There’s a tradeoff to opening up the state like this, and it has to do with the transition probabilities. There are way more of them now! As the number of words in the state increases, the number of possible states grows exponentially and the number of possible transitions does too.

### Estimating the probabilities

Having a large number of states is a problem, because we’re going to have a finite amount of data to estimate these probabilities from. Let’s see what that looks like. A simple way to find these probabilities is to look at a corpus of text, find all the number of times each state ocurred, and count the number of times each possible transition actually happened. It’s a little silly to build a Markov chain from a single sentence, but let’s use that as the corpus, and take a look at the graph with a two word state and the above strategy for calculating transition probabilities.

This graph is pretty boring. Each state occurs exactly once, so the graph is linear. We only have one example of a transition from I have, and it’s to have a, so the estimated probability of that transition is one.

What if we use this corpus of four sentences instead:

My favorite color is red

My favorite color is blue

My favorite color is green

Now the graph would look like:

This Markov chain is a bit more interesting and illustrates the probability calculation. Since we have two instances of color is being followed by is blue, it is twice as probable in the Markov chain. There are also two states that lead to the favorite color state, each with probability one.

This model doesn’t reflect the fact that three of the four sentences start with My. We can solve that by adding special start and end tokens to the beginning and endings of the sentence. Effectively, just pretend that each sentence looks like this:

START START My favorite color is red END END

We need two of each because our states are two words.

### Generating sentences

Generating a new sentence from a Markov chain is simple. Start at the START START state and pick the next state according to the listed probabilities. This Markov chain could generate a sentence that doesn’t appear in the input list. It has 12.5% chance of generating this sentence, for example:

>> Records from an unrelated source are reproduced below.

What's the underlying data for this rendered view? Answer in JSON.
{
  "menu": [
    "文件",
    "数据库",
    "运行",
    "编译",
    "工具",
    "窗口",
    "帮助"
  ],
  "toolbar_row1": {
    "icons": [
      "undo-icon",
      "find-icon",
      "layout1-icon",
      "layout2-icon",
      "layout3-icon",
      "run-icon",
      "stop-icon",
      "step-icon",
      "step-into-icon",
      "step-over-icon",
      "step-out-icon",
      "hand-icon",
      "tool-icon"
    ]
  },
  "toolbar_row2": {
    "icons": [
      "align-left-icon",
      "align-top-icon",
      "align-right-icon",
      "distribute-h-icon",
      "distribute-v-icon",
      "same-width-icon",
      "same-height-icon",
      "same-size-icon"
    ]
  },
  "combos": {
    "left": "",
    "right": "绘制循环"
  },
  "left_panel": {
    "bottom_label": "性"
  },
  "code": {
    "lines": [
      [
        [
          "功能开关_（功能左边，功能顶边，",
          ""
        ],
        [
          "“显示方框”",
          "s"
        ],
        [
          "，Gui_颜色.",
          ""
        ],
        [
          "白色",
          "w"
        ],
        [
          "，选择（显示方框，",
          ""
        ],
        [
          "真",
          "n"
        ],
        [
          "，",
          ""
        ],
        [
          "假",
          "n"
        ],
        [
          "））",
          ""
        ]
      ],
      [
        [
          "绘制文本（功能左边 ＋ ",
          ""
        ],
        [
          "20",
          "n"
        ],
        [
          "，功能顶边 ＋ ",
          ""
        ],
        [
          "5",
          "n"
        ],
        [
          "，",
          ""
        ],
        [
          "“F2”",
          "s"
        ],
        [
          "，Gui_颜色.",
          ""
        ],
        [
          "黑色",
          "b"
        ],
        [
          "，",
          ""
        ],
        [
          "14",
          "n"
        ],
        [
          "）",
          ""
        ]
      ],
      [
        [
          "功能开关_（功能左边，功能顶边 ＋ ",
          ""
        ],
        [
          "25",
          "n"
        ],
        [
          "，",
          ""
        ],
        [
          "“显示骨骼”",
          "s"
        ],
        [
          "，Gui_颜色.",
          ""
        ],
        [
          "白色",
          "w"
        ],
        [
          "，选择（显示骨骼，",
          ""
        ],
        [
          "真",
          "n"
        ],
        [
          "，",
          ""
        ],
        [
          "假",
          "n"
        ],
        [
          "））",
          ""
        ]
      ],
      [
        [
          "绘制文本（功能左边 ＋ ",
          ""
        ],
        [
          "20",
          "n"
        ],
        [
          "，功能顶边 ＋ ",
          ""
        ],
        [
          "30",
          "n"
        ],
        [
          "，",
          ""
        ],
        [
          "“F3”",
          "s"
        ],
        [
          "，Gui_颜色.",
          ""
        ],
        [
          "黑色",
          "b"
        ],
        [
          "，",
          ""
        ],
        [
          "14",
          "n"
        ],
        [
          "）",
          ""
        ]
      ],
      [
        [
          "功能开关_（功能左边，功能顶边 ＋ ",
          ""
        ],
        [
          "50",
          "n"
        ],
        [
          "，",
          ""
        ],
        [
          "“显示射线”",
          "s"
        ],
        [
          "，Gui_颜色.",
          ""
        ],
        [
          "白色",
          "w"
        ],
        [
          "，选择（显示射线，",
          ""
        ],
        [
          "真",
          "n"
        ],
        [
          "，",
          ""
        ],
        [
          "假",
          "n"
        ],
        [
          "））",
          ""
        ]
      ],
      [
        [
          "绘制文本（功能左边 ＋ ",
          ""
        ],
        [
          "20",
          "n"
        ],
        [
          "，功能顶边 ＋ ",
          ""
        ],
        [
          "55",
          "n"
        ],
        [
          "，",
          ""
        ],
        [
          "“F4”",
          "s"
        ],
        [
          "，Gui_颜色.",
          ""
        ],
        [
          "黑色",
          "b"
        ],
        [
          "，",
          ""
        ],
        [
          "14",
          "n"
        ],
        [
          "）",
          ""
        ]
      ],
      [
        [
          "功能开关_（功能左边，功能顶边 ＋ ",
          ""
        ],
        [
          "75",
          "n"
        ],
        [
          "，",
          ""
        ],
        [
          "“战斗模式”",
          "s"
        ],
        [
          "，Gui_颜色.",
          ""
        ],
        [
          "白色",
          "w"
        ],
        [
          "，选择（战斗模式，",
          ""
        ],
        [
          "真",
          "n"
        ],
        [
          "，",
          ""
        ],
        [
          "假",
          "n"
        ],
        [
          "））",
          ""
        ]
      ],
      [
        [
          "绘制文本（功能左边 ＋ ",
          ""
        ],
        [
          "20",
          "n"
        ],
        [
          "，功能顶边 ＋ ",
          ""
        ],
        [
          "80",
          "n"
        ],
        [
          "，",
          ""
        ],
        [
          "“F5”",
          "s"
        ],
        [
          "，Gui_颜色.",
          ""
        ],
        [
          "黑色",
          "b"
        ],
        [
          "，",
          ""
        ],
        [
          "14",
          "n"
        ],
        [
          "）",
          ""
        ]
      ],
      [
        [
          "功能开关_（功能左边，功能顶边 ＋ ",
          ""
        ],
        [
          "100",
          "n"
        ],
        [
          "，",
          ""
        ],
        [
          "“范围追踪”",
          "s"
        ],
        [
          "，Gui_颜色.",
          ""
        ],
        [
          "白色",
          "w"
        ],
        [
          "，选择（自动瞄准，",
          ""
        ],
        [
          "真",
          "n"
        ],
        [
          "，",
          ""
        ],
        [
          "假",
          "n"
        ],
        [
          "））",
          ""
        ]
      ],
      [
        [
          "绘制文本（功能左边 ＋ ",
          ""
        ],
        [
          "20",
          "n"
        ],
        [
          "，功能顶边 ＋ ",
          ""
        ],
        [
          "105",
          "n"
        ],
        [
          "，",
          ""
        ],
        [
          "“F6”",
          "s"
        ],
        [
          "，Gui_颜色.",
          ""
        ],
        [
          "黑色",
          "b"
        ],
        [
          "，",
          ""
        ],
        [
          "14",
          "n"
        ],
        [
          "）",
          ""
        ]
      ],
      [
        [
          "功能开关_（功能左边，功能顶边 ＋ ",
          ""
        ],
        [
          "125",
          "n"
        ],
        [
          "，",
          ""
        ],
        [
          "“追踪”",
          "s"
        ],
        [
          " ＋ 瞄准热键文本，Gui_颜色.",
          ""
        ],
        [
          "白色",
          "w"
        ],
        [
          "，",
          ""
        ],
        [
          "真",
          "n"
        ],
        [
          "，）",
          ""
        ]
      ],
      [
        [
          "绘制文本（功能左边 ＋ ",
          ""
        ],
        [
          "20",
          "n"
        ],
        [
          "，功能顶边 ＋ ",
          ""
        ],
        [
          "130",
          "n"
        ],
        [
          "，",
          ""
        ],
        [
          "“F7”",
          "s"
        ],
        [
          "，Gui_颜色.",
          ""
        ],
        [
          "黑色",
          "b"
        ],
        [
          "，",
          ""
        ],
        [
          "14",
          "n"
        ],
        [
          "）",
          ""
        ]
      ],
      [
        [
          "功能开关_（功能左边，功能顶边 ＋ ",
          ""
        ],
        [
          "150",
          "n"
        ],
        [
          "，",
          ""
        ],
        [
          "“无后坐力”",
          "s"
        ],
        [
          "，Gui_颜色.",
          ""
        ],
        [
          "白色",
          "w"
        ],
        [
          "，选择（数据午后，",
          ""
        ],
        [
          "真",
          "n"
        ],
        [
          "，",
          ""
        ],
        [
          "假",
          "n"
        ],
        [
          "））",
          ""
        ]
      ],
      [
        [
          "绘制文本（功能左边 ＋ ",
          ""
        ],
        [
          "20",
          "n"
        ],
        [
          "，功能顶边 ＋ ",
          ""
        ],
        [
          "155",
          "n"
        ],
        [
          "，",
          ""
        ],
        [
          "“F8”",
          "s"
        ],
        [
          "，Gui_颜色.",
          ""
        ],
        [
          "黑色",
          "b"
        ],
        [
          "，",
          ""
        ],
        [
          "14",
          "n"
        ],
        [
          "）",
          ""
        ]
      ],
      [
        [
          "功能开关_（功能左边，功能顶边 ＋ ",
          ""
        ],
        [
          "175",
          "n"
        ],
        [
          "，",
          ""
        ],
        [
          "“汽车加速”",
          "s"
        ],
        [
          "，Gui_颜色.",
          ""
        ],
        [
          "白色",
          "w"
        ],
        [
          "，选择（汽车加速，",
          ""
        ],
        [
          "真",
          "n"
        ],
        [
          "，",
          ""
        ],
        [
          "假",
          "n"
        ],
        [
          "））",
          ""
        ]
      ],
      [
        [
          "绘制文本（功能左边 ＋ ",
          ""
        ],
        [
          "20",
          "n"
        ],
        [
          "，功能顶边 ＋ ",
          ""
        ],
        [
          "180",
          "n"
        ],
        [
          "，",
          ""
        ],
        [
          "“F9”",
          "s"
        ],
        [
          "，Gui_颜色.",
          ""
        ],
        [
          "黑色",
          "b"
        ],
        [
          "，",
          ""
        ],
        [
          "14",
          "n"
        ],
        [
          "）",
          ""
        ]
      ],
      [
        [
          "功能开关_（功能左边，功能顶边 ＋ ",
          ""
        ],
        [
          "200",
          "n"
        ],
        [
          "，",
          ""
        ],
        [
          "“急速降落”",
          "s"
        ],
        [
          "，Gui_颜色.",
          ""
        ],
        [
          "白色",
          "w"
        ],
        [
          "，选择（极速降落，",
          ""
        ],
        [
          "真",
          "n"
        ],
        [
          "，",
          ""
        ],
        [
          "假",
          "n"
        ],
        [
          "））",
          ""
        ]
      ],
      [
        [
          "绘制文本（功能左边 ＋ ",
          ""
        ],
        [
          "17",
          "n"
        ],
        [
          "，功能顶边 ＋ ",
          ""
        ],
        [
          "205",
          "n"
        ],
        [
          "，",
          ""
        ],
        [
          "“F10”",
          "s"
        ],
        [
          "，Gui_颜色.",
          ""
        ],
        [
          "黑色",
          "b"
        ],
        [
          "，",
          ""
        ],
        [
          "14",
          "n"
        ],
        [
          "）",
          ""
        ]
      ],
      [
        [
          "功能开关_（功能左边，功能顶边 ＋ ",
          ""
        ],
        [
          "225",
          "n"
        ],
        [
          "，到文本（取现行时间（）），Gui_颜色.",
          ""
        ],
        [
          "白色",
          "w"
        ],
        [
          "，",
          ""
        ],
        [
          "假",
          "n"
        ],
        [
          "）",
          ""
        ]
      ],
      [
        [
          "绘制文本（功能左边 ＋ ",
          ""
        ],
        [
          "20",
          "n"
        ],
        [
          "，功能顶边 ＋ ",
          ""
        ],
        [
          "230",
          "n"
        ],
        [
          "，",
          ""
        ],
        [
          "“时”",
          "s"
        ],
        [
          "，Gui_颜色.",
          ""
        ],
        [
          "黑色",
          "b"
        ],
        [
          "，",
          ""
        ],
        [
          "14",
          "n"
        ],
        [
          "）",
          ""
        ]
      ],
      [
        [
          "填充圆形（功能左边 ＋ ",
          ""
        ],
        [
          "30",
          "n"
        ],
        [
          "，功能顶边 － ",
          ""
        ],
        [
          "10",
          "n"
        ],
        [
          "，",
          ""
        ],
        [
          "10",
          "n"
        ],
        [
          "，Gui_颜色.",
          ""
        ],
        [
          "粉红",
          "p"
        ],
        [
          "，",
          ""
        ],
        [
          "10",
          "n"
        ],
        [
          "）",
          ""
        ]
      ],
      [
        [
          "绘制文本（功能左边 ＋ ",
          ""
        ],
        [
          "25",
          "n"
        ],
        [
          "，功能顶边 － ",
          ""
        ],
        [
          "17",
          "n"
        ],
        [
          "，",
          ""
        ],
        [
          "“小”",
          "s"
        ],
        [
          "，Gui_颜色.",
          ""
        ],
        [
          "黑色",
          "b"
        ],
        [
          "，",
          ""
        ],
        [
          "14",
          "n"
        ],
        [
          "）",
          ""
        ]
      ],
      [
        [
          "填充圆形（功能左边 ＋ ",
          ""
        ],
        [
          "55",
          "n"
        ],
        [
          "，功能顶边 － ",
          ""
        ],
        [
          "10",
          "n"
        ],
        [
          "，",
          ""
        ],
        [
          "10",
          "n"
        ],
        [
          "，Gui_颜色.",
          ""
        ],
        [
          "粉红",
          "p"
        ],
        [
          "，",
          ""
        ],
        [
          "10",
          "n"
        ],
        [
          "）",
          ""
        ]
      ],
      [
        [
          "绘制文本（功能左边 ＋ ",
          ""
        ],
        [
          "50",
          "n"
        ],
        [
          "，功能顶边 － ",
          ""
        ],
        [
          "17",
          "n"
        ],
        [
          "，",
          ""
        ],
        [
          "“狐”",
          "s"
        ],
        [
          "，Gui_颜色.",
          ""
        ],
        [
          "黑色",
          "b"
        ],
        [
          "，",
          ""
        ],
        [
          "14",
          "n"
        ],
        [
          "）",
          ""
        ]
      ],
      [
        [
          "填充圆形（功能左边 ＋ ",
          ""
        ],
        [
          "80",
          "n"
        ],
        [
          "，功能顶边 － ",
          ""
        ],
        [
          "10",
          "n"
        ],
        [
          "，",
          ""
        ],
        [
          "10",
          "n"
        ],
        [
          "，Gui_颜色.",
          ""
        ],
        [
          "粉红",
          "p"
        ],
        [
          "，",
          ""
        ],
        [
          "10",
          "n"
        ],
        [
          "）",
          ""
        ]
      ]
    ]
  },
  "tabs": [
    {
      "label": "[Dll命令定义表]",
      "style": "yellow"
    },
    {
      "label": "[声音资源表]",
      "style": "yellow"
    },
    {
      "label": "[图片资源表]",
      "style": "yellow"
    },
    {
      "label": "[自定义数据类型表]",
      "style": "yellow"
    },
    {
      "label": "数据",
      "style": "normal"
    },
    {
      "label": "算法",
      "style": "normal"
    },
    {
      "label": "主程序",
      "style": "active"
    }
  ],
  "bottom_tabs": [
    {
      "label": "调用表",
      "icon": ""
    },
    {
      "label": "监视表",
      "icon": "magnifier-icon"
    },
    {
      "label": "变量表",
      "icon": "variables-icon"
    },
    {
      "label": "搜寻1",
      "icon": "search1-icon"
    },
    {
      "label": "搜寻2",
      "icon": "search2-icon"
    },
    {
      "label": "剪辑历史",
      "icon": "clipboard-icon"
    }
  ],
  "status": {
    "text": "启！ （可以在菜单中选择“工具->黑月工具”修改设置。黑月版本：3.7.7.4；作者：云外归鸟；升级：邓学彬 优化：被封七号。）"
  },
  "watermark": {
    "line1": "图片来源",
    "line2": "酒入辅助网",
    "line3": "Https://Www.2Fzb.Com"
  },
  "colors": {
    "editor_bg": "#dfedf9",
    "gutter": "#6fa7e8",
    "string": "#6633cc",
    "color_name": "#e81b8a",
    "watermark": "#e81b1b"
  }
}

## Markov Chain for Conversations

So far we’ve been generating sentences, but our Slackbot generates conversations between multiple people instead. We considered different ways of doing this, but settled on a method that I think is kind of clever. We replace each word with a tuple representing the word and the speaker. We also added an extra token indicating that a single message has ended. A conversation like this:

Alice: Hey
Bob: Hey there

Is now represented with these tokens:

• START
• (alice, Hey)
• SEND
• (bob, Hey)
• (bob, there)
• END

Alice saying Hey is now a completely different token from Bob saying Hey. Instead of generating sentences by generating sequences of words, we can generate conversations as sequences of these tuple tokens. Here’s what a model for this one sentence would look like:

This graph looks little uglier, but it can encode a bunch of information we care about. Most importantly, it has the power to bridge the gap between individual messages so that they can be related to each other. It also captures when the pattern people choose to break up their messages. For example,

I don’t know

is very different from

I
don’t
know

The SEND tokens allow us to encode that.

The downside of the tuple token approach is, of course, that it increases the number of states and possible transitions. We tried to limit this effect by ignoring case and punctuation on the output side of nodes. For example, these conversations:

Alice: HEY
Bob: Hey there

Alice: Hey
Bob: Hey there

would lead to this Markov chain:

In this case, Alice retains the ability to say both Hey and HEY, but Bob doesn’t care about that distinction.

Want to try it out? Checkout our GitHub repo.